Moved by that emotion, I tell my dad to search for another name I’d seen off Britain’s Got Talent. I hold my breath once more (though for an entirely different reason from earlier) while Paul Potts sings Nessun Dorma as if he were offering his voice up to Apollo as a musical libation. I’m glad my dad and I can wipe our tears away shamelessly in front of each other. It’s the combination of the song itself and Potts’ performance that makes me feel that the world is good and that love is real and that we all can live our lives to their fullest.A little drunk off that idea I say, “Okay, we’ve got to watch one more from Britain’s Got Talent. Just wait. She’s terrific. I love her.” I search for a word to sum her up. But I can’t find one. I find two. “She’s cheeky.”
Our last song of the evening is Susan Boyle singing I Dreamed a Dream. This dowdy woman who paradoxically believes in herself and dares to sing about unfulfilled dreams makes me laugh and cry. Her performance is stunning, surprising, and unexpected. Her words reverberate through the auditorium, through the TV screen, into my psyche:
I had a dream my life would be
So different from this hell I'm living,
So different now from what it seemed...
Now life has killed the dream I dreamed...
So different from this hell I'm living,
So different now from what it seemed...
Now life has killed the dream I dreamed...
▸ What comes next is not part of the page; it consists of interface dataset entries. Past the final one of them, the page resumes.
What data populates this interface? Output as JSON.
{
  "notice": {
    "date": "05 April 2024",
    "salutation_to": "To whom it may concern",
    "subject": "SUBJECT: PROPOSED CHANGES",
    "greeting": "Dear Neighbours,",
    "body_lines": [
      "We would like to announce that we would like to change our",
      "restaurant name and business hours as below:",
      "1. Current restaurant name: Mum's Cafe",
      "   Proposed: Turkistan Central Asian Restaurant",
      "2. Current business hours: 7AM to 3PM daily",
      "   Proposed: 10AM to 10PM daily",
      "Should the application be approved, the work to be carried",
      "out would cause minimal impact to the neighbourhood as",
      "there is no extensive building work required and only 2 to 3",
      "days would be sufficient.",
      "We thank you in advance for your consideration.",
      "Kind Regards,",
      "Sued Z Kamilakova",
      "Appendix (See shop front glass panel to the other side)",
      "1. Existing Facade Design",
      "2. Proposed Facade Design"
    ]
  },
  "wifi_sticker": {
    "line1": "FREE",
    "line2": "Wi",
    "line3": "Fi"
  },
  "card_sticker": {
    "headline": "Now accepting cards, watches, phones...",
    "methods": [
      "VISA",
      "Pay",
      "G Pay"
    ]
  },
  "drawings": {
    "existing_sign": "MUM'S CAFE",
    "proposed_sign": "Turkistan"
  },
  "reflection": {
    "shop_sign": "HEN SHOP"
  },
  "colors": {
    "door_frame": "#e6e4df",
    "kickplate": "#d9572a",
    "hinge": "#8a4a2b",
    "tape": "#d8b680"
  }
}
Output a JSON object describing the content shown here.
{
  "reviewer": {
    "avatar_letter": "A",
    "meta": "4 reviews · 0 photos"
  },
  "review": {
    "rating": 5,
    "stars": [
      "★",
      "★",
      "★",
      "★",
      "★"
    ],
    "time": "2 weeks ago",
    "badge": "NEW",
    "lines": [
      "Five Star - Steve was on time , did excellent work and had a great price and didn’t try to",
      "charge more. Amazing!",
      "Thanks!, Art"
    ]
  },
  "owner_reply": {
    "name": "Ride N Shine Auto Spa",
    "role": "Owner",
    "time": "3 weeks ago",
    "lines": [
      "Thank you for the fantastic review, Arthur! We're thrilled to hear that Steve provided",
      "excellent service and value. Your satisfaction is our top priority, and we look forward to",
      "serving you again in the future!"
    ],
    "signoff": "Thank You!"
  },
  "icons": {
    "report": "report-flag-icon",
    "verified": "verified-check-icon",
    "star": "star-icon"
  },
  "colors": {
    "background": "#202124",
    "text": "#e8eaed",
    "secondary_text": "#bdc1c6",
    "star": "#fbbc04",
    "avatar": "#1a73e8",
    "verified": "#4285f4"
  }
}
Although the lyrics aren’t as hopefully inspiring as Over the Rainbow, through Susan Boyle they infer the opposite of what they say. What I take away is this: Life ain’t hell. Life is different from what I expected it would be. But better. Not always beautiful, not always clean, but breathtaking and astounding. Life can’t kill the dream I dreamed because dreams are already ghosts waiting to be wisped away or made solid, breathed into, brought to real-boy Pinocchio kind of life. Music salves, and there’s always a dawn after the darkest night, even if it comes at two AM on a December morning in the living room of the house at 1222 Carroll Drive. I know from experience that a good cry or solid night’s sleep can usually cure my emotional build-ups, but a hug from my mom and time with my daddy seem to work just as well too.